World Kindness Day – Deliberate Acts of Kindness

IMGP8686Today is World Kindness Day. At Team Holy Brook, we believe every day should be kindness day, but the official day gives us all chance to focus more closely on what we can do to brighten someone else’s day.

You may already be familiar with the Random Acts of Kindness foundation. This is an international movement of people coming together with the aim of making the world a kinder place. A place where being kind is the norm.

I love this idea.

If you listen to the news or read a news site, there tends to be a focus on the all the horrible, negative things that are happening. But I believe strongly that there is also a lot of kindness in the world today. My favourite quote comes from a poem by the American poet, Ella Wheeler Wilcox:

“Love lights more fires than hate extinguishes”

By sharing stories and talking about all the good things that happen, we can create a virtuous circle of kindness. When we hear about others making a positive difference in the world, it inspires us to do the same. I asked around Team Holy Brook to find out what we have been up to recently:

  • I helped a teenage boy who had fallen off his bike in the street on the way to school. He was upset rather than badly hurt, but was sitting under the bike on the pavement. I lifted it off him and talked to him for a few minutes until he was calm enough to continue on his way.
  • I spent some time chatting to a young girl on Twitter who was having a hard time, she is a mental health student nurse and suffers herself. We messaged back and forth for an hour or so, with me encouraging her to have hope for the future and sharing my own experiences of being in her situation. By the end of our conversation, she said she felt better.

  • My children and I took a box of raspberries round to our Muslim neighbours as a way to say hello during one of their festivals. They shared chocolates and we had a good chat as their daughter is starting my children’s school soon – it was a lovely way to feel more connected to others on our street.

  • I saw a young woman crying outside the train station. When I asked if there was anything I could do to help, she told me she had left her wallet at home. I bought her train ticket for her so that she could get to work on time.

  • I helped a dog walker catch her dog who had slipped off his lead and thought it was a great game to keep running away.

My only objection to the Random Acts of Kindness Foundation is the word ‘random’. I think that what the world needs is more deliberate acts of kindness.
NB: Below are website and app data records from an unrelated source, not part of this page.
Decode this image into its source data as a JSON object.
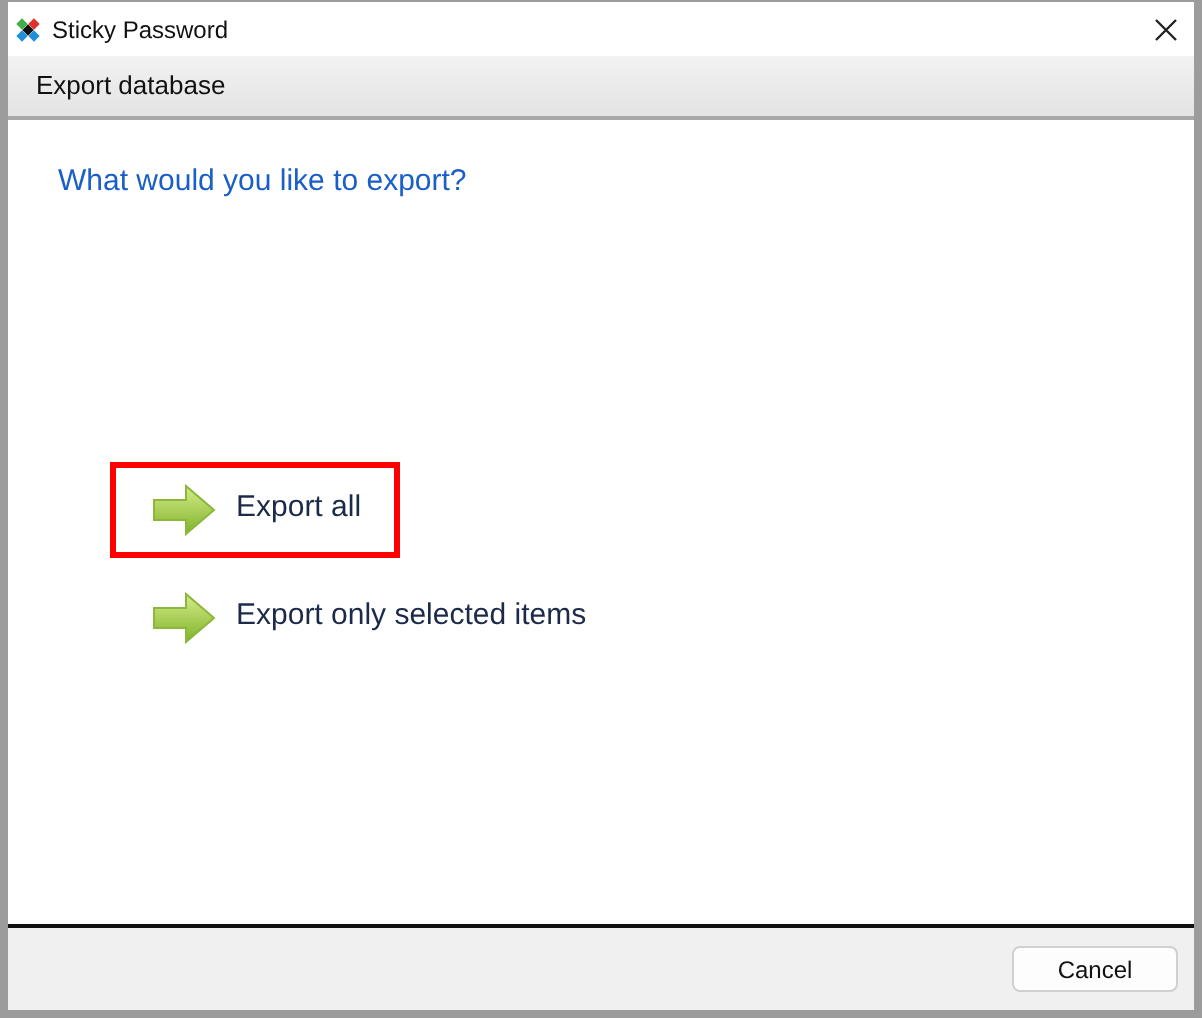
{
  "window": {
    "title": "Sticky Password"
  },
  "header": {
    "title": "Export database"
  },
  "question": "What would you like to export?",
  "options": [
    {
      "label": "Export all",
      "highlighted": true
    },
    {
      "label": "Export only selected items",
      "highlighted": false
    }
  ],
  "buttons": [
    {
      "label": "Cancel"
    }
  ]
}
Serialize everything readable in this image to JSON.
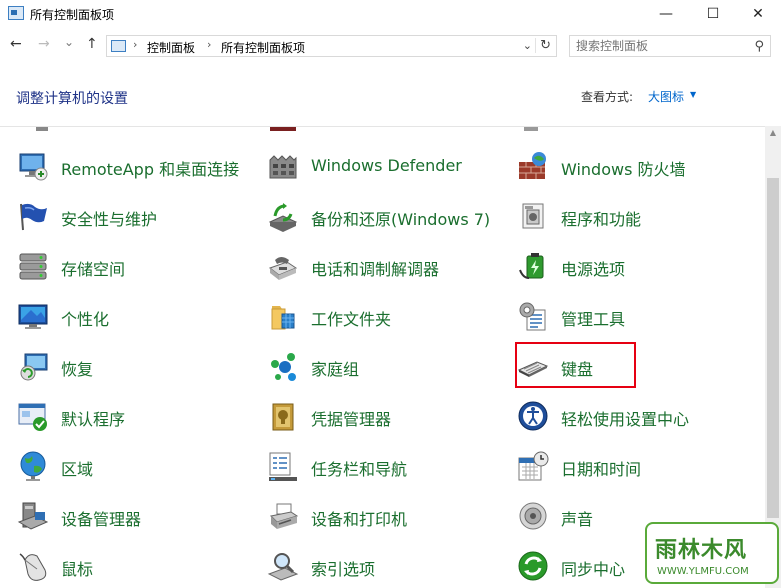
{
  "window": {
    "title": "所有控制面板项",
    "minimize": "—",
    "maximize": "☐",
    "close": "✕"
  },
  "nav": {
    "back": "←",
    "forward": "→",
    "recent": "⌄",
    "up": "↑",
    "breadcrumb": [
      "控制面板",
      "所有控制面板项"
    ],
    "crumb_sep": "›",
    "dropdown": "⌄",
    "refresh": "↻"
  },
  "search": {
    "placeholder": "搜索控制面板",
    "icon": "⚲"
  },
  "header": {
    "title": "调整计算机的设置",
    "view_label": "查看方式:",
    "view_value": "大图标",
    "view_arrow": "▼"
  },
  "items": [
    {
      "label": "RemoteApp 和桌面连接",
      "icon": "remoteapp-icon"
    },
    {
      "label": "Windows Defender",
      "icon": "windows-defender-icon"
    },
    {
      "label": "Windows 防火墙",
      "icon": "firewall-icon"
    },
    {
      "label": "安全性与维护",
      "icon": "security-flag-icon"
    },
    {
      "label": "备份和还原(Windows 7)",
      "icon": "backup-restore-icon"
    },
    {
      "label": "程序和功能",
      "icon": "programs-icon"
    },
    {
      "label": "存储空间",
      "icon": "storage-spaces-icon"
    },
    {
      "label": "电话和调制解调器",
      "icon": "phone-modem-icon"
    },
    {
      "label": "电源选项",
      "icon": "power-options-icon"
    },
    {
      "label": "个性化",
      "icon": "personalization-icon"
    },
    {
      "label": "工作文件夹",
      "icon": "work-folders-icon"
    },
    {
      "label": "管理工具",
      "icon": "admin-tools-icon"
    },
    {
      "label": "恢复",
      "icon": "recovery-icon"
    },
    {
      "label": "家庭组",
      "icon": "homegroup-icon"
    },
    {
      "label": "键盘",
      "icon": "keyboard-icon"
    },
    {
      "label": "默认程序",
      "icon": "default-programs-icon"
    },
    {
      "label": "凭据管理器",
      "icon": "credential-manager-icon"
    },
    {
      "label": "轻松使用设置中心",
      "icon": "ease-of-access-icon"
    },
    {
      "label": "区域",
      "icon": "region-globe-icon"
    },
    {
      "label": "任务栏和导航",
      "icon": "taskbar-icon"
    },
    {
      "label": "日期和时间",
      "icon": "date-time-icon"
    },
    {
      "label": "设备管理器",
      "icon": "device-manager-icon"
    },
    {
      "label": "设备和打印机",
      "icon": "devices-printers-icon"
    },
    {
      "label": "声音",
      "icon": "sound-icon"
    },
    {
      "label": "鼠标",
      "icon": "mouse-icon"
    },
    {
      "label": "索引选项",
      "icon": "indexing-icon"
    },
    {
      "label": "同步中心",
      "icon": "sync-center-icon"
    }
  ],
  "watermark": {
    "main": "雨林木风",
    "sub": "WWW.YLMFU.COM"
  },
  "colors": {
    "link_green": "#1a6e2e",
    "heading_blue": "#1e3287",
    "link_blue": "#0066cc",
    "highlight_red": "#e60012"
  }
}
If we go about our daily lives with an eye for opportunities to show kindness to everyone we come across – whether that’s a big thing or something smaller such as smiling at strangers in the street – we will multiply the chances we have and the difference we make.


What acts of kindness have you been involved in recently?